Page and application data records
******
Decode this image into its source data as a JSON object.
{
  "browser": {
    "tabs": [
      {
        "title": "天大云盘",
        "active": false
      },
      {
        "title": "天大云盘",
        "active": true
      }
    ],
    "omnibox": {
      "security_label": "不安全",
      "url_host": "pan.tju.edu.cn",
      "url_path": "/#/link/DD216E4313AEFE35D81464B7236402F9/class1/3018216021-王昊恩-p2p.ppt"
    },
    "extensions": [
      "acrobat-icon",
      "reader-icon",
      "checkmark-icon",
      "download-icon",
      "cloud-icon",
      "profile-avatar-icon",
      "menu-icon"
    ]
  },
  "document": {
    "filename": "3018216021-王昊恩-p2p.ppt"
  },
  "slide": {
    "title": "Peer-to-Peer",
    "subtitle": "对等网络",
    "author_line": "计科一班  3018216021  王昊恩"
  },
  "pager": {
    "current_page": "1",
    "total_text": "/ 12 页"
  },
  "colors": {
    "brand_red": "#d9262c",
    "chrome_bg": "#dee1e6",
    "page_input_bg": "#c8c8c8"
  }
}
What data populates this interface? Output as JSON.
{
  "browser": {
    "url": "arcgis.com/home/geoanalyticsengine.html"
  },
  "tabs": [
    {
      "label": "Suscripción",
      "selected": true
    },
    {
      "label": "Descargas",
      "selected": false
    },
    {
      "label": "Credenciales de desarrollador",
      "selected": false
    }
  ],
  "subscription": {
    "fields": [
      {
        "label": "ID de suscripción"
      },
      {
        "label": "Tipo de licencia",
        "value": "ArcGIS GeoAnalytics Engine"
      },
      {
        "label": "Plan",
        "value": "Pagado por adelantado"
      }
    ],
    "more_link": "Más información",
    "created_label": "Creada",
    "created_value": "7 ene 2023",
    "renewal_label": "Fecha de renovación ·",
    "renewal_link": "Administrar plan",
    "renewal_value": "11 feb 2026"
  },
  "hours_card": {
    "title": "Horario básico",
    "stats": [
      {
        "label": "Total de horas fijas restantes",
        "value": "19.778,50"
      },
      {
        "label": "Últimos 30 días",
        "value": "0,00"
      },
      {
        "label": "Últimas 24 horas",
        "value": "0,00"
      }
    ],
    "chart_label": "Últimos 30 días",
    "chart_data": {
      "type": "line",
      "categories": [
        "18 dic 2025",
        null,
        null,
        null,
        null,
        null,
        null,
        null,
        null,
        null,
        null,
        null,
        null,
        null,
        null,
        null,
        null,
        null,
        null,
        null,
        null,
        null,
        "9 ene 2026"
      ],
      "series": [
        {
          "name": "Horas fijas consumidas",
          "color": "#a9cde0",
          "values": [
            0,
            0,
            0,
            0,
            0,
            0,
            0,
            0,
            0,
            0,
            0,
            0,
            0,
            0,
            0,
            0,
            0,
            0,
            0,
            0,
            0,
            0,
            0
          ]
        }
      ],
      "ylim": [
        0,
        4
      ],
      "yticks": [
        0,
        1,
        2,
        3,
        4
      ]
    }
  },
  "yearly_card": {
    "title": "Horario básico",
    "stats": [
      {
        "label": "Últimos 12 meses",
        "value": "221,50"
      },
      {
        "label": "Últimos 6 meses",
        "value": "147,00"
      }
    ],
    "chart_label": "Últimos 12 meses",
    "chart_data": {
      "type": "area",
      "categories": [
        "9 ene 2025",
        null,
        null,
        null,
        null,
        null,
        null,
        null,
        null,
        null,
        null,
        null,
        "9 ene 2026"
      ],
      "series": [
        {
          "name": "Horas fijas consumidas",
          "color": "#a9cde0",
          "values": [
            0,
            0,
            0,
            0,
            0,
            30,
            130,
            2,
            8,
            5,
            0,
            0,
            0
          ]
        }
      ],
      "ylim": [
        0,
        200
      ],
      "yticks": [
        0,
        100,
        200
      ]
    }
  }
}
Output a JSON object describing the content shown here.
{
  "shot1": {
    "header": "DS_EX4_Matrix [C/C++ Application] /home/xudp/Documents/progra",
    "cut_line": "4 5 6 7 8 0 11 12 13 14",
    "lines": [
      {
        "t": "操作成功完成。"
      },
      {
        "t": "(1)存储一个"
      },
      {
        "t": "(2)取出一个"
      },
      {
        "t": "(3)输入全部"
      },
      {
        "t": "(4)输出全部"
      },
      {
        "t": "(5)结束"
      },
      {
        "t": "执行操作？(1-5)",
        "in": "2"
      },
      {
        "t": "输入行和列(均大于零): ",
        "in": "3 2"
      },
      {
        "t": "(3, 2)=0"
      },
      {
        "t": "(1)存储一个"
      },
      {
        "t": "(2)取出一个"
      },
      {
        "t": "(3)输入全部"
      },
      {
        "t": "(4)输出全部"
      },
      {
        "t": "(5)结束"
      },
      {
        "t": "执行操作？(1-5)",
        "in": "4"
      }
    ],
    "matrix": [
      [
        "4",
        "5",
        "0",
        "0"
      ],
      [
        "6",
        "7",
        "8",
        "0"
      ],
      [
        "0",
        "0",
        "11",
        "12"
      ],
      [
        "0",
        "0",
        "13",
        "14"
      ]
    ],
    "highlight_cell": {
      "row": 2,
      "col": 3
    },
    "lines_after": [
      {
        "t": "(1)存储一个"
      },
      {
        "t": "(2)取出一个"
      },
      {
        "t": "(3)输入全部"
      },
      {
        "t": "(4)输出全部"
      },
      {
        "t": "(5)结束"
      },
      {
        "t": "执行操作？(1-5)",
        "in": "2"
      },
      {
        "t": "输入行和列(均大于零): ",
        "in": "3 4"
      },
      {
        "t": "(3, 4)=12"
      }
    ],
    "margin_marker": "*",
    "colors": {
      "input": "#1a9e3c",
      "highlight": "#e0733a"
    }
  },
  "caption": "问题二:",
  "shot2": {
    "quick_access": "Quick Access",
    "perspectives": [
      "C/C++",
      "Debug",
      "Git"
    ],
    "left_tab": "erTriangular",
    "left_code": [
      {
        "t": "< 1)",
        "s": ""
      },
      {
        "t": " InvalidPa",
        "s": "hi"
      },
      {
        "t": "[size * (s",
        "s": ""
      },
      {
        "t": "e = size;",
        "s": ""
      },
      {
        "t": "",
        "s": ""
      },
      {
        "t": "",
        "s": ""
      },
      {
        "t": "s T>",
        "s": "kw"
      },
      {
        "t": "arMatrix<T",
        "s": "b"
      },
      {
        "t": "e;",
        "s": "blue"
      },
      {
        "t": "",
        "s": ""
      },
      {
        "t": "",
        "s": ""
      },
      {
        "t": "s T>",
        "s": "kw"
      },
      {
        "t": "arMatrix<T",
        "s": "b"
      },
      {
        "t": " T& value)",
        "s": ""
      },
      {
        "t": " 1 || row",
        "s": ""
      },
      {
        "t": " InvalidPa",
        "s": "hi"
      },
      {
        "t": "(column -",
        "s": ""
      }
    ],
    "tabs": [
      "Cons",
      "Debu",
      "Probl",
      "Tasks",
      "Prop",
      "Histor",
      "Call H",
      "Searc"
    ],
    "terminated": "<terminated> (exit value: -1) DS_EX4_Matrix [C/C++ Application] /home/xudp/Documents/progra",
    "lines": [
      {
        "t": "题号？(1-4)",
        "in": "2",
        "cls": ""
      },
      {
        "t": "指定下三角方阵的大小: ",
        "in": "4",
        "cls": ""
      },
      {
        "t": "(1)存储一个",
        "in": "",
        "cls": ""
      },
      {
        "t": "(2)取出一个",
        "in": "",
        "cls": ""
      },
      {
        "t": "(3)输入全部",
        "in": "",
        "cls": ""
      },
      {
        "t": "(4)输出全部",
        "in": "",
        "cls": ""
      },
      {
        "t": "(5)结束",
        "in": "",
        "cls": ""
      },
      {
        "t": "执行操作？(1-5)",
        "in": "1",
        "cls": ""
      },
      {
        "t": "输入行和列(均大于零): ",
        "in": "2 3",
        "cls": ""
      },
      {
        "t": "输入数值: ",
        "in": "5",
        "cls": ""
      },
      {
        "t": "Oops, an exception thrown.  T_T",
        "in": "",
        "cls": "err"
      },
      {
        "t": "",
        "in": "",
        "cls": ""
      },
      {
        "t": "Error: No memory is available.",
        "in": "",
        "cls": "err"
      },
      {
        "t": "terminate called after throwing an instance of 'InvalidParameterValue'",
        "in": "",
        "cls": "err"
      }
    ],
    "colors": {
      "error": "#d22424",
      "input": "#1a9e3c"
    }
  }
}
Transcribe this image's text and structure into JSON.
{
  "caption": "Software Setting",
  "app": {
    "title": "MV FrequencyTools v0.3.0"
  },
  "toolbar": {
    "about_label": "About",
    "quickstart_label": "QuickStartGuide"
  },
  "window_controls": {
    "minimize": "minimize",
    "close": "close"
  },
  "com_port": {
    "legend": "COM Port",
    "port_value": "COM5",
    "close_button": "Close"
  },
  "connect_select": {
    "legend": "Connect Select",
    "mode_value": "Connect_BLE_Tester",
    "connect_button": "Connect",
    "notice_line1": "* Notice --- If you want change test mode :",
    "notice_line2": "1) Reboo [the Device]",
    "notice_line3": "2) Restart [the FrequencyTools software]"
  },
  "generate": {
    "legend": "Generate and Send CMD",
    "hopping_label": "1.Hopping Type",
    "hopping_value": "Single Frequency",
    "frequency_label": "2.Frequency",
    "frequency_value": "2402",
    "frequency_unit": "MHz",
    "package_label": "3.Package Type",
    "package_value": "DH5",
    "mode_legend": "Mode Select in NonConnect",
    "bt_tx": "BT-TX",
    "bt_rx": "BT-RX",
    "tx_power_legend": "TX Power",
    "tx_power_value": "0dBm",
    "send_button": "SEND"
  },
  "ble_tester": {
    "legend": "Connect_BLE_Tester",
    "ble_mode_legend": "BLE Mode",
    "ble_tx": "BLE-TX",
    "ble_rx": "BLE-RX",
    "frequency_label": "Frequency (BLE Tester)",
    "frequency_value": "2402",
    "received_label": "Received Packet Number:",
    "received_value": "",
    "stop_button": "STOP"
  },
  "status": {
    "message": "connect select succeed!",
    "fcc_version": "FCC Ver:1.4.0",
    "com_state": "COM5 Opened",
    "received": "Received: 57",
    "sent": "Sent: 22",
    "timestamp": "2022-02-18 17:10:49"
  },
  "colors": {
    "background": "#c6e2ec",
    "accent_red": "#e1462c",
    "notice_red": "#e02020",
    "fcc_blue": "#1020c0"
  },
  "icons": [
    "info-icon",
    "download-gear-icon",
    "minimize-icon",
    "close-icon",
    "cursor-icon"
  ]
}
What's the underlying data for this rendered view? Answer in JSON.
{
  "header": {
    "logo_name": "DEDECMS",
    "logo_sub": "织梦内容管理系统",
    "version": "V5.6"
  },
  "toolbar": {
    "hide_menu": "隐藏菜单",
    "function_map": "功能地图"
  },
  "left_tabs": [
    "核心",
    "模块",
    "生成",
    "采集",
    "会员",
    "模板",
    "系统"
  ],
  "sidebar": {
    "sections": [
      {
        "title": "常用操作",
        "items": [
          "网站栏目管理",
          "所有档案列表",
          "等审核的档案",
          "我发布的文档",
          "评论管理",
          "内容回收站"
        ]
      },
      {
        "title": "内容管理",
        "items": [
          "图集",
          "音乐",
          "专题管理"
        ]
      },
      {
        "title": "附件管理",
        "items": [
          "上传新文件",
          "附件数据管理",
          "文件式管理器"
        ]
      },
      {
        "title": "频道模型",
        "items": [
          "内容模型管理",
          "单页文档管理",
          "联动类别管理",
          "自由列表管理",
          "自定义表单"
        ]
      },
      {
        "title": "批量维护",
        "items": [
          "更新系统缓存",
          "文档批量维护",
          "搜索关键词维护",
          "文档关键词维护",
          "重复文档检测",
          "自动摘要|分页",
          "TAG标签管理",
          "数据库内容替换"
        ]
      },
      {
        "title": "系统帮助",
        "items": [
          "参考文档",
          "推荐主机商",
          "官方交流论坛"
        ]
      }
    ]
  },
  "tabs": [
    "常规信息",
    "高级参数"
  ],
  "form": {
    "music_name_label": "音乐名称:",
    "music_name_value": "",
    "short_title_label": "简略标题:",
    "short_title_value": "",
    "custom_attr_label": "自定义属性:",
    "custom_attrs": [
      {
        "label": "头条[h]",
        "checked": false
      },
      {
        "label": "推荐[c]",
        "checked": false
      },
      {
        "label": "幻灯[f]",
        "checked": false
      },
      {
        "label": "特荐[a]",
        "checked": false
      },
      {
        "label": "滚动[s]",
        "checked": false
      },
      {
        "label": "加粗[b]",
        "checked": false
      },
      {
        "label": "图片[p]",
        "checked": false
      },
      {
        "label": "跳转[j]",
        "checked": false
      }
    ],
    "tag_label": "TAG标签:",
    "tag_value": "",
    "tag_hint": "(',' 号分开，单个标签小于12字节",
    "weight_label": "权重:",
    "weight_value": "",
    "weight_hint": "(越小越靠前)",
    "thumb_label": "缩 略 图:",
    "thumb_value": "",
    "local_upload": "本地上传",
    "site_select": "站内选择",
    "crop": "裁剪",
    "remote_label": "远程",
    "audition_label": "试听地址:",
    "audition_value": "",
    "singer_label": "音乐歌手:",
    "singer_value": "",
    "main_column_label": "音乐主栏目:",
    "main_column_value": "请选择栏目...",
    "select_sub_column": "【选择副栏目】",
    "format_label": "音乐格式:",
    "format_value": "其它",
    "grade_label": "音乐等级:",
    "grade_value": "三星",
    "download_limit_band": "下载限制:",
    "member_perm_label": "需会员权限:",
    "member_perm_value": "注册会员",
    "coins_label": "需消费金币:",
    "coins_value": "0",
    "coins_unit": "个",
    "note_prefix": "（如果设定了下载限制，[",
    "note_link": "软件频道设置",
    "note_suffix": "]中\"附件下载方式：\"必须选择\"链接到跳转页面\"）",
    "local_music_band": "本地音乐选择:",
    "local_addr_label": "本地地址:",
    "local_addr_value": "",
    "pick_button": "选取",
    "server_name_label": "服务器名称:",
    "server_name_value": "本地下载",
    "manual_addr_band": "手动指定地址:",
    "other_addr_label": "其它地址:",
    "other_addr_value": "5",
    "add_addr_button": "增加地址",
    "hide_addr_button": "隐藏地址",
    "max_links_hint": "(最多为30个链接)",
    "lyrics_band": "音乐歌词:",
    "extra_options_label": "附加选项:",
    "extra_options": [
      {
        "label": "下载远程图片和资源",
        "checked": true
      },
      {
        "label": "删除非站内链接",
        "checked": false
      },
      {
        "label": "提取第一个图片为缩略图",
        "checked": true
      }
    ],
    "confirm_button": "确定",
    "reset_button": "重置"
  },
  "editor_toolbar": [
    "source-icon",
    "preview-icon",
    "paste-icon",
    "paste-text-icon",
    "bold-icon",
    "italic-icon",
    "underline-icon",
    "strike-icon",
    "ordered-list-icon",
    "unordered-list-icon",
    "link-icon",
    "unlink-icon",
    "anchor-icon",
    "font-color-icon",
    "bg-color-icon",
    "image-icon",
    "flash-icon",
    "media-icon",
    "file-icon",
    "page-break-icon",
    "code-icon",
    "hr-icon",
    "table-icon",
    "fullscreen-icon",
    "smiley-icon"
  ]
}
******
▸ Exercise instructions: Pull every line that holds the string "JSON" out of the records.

▸ Your solution:
Decode this image into its source data as a JSON object.
What data populates this interface? Output as JSON.
Output a JSON object describing the content shown here.
Transcribe this image's text and structure into JSON.
What's the underlying data for this rendered view? Answer in JSON.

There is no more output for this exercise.